1889 – The Scotch-Irish Society of America
Ulster-Scots, Scotch-Irish & Scots-Irish
Ulster-Scots, Scotch-Irish and Scots-Irish are three names for a single people: the lowland Scots, mostly Presbyterians, who settled in Ulster from 1606 onwards, with some staying and others emigrating around the world.
In Ulster, they are known as the Ulster-Scots; while in America, they are known as the Scotch-Irish or Scots-Irish. The terms Ulster-Scots and Scotch-Irish have the longest pedigree, both in use for well over 300 years. Scots-Irish emerged later, but was popularised by writers in the late 20th century.
The Belfast origins of the Society
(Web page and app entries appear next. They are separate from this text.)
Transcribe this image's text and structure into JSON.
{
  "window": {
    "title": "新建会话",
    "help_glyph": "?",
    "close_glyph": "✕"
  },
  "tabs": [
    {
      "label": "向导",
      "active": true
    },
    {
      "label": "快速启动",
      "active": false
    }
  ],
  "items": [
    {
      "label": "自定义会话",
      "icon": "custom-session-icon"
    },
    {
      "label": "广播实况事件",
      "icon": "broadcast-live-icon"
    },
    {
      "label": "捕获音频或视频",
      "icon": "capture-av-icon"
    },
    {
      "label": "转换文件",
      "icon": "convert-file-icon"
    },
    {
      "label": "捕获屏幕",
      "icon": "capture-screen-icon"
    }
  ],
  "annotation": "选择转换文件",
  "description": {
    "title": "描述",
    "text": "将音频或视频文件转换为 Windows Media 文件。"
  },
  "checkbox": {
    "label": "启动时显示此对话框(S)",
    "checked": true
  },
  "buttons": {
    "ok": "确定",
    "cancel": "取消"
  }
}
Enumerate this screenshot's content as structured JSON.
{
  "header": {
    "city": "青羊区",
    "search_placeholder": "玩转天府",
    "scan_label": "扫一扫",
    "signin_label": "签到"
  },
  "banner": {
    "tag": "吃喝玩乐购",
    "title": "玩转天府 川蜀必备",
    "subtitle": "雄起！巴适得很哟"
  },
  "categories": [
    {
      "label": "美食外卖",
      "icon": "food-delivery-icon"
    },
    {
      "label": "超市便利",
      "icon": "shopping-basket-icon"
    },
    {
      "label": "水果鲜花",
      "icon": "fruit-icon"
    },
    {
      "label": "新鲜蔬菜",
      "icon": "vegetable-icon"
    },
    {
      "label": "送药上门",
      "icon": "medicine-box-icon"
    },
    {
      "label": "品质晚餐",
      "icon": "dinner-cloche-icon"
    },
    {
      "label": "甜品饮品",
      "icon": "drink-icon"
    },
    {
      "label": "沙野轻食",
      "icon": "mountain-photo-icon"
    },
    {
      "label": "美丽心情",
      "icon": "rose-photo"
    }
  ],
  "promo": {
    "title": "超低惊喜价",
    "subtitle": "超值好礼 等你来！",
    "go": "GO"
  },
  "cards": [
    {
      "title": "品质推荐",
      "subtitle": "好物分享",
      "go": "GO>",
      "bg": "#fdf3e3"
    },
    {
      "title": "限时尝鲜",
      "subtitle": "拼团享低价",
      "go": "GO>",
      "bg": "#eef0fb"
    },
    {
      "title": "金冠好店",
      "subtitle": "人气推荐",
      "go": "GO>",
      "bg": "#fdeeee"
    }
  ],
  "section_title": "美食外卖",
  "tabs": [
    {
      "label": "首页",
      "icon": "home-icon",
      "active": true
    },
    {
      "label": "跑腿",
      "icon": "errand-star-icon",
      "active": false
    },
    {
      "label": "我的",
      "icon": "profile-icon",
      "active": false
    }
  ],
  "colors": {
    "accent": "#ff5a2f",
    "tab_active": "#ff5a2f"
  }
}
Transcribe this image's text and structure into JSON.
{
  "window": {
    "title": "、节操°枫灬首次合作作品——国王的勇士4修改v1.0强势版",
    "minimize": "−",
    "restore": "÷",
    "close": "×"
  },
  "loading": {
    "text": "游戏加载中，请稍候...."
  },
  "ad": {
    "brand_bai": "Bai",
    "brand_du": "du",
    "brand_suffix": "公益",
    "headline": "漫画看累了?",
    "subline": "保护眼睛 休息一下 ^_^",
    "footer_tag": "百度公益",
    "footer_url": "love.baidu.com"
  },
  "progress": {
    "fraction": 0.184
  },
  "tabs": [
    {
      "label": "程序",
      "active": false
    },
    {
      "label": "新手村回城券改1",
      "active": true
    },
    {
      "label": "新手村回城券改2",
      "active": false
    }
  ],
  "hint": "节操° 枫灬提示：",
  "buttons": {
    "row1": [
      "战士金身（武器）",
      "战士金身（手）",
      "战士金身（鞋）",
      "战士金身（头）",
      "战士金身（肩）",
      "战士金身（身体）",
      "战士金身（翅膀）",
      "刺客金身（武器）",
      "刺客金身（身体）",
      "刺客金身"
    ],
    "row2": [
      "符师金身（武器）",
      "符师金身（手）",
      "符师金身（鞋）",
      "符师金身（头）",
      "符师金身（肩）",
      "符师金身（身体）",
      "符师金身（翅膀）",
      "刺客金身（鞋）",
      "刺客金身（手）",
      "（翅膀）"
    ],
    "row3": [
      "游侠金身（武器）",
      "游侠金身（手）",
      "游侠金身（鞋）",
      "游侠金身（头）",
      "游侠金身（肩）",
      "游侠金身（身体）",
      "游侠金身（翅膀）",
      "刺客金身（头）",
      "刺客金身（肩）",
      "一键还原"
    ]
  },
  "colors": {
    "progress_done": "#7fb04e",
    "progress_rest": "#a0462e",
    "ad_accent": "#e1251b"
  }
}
A gathering of the Pan-Presbyterian Council, held in Belfast in 1884, included a ‘Scotch-Irish Reunion’, where members discussed setting up a society. By 1889, the Scotch-Irish Society of America had been formed. The Society’s principal founder, Colonel Thomas T. Wright, was a resident of Nashville. The first President of the Society was Ramelton-born Robert Bonner, the owner of the New York Ledger.
Colonel Thomas T. Wright
Wright was born in Ballymoney, County Antrim. His ancestry was English on his father’s side and Scottish on his mother’s. In addition to his work with the Scotch-Irish Society, Wright was the founder of the Southern States Forestry movement and was the originator of the plan to bring the National Arsenal to Columbia, Tennessee. The first Congress of the Scotch-Irish Society was held in Columbia in May 1889.
William Osborn McDowell
Another leading member of the Scotch-Irish Society was William Osborn McDowell, a wealthy New Jersey financier, who was an early advocate of international co-operation, along with Andrew Carnegie and Theodore Roosevelt. Very active in civic affairs, McDowell founded the Sons of the American Revolution (SAR) in 1889 and the Daughters of the American Revolution (DAR) in the following year. Today, there are over 500 SAR Chapters and over 3,000 DAR Chapters across America and around the world.